The one-hour live broadcast begins at 10 p.m., while results are still coming in. The Daily Show team might have been willing to do the show in prime time — but as executive producer Jen Flanz told Entertainment Weekly, it’s not an option because, “we have to wait for Russia to hack in.”
The Late Show With Stephen Colbert
Colbert isn’t shy about filling his after-hours CBS talk show with political satire and social commentary, the same as when he hosted The Colbert Report during a 10-year run on Comedy Central.
The funny man wouldn’t dream of missing out on this. Alas, the real news team at CBS plans to hog the entire night with bona fide election coverage. So Colbert has found a temporary home on Showtime.
Stephen Colbert’s Live Election Night — Democracy’s Series Finale begins at 10 p.m.
“It’ll be all the political comedy you love from my CBS show, with all the swearing and nudity you love from Showtime,” Colbert promises. “Get all the election news without all the ethics and standards of news.”
The one-hour program also will feature remote segments and surprise guests.
@midnight With Chris Hardwick
While the primary focus of Hardwick’s mock game show is the internet (and all the ridiculous things that can be found on social media), the Comedy Central series regularly weighs in on politics.

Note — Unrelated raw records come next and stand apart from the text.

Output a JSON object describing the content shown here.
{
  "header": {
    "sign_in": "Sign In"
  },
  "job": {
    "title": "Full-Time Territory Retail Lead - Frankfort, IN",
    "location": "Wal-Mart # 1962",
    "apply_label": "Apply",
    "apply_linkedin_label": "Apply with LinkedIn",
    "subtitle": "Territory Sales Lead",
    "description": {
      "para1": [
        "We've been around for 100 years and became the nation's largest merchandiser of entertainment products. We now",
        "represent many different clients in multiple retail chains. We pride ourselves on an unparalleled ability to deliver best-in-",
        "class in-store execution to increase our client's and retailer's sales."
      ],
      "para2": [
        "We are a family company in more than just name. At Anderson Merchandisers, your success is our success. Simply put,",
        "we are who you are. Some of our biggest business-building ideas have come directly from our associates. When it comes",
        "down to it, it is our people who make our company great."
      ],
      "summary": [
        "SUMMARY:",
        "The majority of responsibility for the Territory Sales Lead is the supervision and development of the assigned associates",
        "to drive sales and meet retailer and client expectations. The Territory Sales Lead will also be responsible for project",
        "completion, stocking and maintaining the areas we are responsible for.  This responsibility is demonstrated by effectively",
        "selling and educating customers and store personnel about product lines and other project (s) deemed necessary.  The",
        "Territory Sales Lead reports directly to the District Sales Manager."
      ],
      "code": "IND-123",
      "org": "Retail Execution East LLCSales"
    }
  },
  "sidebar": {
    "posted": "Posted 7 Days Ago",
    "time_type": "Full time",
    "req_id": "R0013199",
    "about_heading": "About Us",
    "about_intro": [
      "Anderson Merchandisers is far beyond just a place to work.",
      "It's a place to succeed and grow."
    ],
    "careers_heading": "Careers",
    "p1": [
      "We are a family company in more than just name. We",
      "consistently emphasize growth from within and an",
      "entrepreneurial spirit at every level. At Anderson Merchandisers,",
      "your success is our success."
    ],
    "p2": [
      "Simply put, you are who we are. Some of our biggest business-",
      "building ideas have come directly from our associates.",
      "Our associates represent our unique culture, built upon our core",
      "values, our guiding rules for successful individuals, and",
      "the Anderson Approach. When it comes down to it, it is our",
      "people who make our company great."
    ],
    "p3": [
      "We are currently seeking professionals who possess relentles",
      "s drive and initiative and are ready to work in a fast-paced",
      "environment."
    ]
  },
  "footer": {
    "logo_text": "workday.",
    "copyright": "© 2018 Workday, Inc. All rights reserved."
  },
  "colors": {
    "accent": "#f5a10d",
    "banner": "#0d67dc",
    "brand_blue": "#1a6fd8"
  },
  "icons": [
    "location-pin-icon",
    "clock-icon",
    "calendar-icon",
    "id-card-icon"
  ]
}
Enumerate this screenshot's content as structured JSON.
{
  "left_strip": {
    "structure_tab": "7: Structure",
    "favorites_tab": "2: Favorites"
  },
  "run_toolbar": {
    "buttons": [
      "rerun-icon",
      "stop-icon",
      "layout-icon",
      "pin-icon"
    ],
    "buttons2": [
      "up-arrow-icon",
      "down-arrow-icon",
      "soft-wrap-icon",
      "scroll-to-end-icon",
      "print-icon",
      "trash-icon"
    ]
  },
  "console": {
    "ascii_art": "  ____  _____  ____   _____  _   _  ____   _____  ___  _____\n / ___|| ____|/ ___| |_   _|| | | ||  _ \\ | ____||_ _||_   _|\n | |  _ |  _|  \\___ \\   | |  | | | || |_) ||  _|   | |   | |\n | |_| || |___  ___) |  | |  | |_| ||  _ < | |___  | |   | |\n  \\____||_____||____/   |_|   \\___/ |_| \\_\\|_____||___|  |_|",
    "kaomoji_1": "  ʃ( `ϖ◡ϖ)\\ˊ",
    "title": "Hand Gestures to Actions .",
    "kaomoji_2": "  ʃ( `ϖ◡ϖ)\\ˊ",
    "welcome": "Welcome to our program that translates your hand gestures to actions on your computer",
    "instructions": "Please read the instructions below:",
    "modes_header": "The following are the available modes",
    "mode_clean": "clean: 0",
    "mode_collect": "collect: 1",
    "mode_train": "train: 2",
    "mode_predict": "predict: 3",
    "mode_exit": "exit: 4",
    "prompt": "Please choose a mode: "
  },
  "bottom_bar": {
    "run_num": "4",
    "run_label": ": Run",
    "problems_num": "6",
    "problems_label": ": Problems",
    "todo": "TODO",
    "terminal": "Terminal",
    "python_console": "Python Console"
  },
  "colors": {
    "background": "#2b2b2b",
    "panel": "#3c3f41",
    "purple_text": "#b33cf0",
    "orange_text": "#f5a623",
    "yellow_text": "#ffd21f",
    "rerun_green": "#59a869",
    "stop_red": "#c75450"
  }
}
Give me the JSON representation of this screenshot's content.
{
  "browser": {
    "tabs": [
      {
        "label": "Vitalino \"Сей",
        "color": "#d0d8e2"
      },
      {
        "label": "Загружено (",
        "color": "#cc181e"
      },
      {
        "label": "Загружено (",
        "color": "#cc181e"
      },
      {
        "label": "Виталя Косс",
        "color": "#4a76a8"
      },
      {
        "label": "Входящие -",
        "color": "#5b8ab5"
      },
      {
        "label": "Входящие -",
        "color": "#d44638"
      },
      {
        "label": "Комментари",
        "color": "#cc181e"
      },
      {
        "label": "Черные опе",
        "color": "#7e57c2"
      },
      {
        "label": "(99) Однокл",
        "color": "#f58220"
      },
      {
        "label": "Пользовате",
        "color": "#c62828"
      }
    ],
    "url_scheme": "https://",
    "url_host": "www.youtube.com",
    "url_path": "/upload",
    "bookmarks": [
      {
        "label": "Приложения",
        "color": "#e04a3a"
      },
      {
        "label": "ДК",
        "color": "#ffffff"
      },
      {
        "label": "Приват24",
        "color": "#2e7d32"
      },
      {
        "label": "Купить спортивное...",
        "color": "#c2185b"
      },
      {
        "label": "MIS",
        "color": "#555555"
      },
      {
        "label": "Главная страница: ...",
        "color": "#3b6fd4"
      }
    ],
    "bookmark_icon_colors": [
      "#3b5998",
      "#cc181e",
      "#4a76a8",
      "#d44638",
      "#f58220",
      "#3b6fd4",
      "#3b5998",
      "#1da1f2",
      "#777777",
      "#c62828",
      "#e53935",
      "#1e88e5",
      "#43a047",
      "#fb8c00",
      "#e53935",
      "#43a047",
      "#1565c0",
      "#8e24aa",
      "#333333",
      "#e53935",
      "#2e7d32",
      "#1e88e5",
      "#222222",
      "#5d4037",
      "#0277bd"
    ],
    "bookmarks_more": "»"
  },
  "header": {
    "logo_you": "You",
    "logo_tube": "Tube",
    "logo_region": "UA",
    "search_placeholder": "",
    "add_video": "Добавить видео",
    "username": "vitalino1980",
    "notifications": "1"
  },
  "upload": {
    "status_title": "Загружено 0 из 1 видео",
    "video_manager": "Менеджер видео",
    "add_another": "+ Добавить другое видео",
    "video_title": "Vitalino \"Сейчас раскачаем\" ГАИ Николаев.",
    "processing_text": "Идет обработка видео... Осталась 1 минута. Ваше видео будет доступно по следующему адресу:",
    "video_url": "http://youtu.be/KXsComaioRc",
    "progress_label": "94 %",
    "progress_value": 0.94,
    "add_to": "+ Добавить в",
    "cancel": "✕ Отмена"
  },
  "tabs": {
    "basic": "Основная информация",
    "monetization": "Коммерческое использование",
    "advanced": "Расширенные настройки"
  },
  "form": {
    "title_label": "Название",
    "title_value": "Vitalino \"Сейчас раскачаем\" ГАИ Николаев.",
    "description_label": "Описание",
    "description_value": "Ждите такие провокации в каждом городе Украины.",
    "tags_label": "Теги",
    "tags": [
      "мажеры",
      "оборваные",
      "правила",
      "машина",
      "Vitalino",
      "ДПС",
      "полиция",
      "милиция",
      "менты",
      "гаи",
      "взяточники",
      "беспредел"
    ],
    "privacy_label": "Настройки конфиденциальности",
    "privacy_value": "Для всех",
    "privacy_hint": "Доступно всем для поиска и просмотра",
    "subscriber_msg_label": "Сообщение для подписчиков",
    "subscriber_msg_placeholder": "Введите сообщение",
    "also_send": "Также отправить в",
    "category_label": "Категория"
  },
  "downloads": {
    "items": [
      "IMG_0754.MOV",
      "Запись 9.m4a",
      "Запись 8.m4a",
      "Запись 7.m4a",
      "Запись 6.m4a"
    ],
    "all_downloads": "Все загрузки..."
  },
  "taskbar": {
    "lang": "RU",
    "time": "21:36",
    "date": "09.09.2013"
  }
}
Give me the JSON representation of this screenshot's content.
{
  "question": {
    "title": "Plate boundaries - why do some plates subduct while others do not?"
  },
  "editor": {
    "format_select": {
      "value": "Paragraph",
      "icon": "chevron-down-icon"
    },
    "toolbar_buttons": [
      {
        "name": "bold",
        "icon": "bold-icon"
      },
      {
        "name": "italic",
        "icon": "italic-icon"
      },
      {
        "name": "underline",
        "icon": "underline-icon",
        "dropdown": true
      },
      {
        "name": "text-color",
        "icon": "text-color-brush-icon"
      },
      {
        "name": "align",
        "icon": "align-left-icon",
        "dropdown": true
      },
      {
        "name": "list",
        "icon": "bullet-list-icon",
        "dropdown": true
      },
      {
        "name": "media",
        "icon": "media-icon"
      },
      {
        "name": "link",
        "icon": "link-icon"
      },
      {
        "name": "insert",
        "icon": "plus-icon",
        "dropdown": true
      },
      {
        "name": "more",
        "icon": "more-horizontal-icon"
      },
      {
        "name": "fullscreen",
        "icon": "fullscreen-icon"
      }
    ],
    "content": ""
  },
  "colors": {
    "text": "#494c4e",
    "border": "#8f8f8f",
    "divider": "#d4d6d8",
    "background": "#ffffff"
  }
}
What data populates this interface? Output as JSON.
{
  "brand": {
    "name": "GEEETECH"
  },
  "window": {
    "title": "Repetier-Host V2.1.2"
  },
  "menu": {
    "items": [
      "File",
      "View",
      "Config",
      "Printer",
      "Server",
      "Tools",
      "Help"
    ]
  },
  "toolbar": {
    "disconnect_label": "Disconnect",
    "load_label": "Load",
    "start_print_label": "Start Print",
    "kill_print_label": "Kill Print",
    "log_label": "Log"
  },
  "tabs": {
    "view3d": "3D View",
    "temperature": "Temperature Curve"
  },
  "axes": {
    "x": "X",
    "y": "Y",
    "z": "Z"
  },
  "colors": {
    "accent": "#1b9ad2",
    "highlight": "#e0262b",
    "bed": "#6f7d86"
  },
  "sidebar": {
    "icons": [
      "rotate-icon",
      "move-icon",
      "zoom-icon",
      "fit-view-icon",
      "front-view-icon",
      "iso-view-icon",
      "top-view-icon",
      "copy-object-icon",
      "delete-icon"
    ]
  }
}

So you can bet that when @midnight goes live for the first time in its three-year history at 11:05 p.m., one of the segments will be “Panderdome,” a viewer favorite in which contestant comedians poke fun at presidential candidates for their many public and social media gaffes.
The night’s all-star panelists are Whitney Cummings, Ron Funches and Paul F. Tompkins, three of the show’s most frequent guests.
ABC’s long-running daytime talk show is moving to prime time — and to another network — so the female co-hosts can discuss election-themed “Hot Topics” as results are still pouring in.
The two-and-a-half-hour special begins at 8 p.m. on Lifetime, with live reports from the ground in Times Square, where thousands are expected to gather and celebrate the historic evening.
Liz Gateley, Lifetime’s executive vice president and head of programming, says the network is the perfect fit for The View, whose panel of co-hosts include Whoopi Goldberg, Joy Behar and Candace Cameron Bure, and for the show’s focus on women’s issues.
“Never before have we seen a presidential election cycle so driven by gender,” Gateley says. “We are thrilled to partner with our talented friends at The View on this historic night.”
Comedy Central also plans to air an election-themed episode of Tosh.0 — it’s called the Tosh.0lection Special — at 9 p.m. The show, which shines a spotlight on embarrassing internet and social media misfires, will keep it political for the entire half-hour.
Tosh has promised via Twitter, appropriately, “I guarantee we will be the first to call the election.” But there is no guarantee he’ll be right.
Following Tosh at 9:30 is a politics-themed episode of Drunk History, hosted by Derek Waters and Steve Berg. Segments include stories about Thomas Jefferson and John Adams; Woodrow Wilson and first lady Edith Wilson; and Abraham Lincoln.
The Velocity network counters with a five-hour Cars & Stripes: The 2016 Election Special, beginning at 6 p.m. Other unlikely networks to provide live election coverage are TV One (6 p.m. to midnight) and BET (10 p.m. to midnight).
May the best election show win.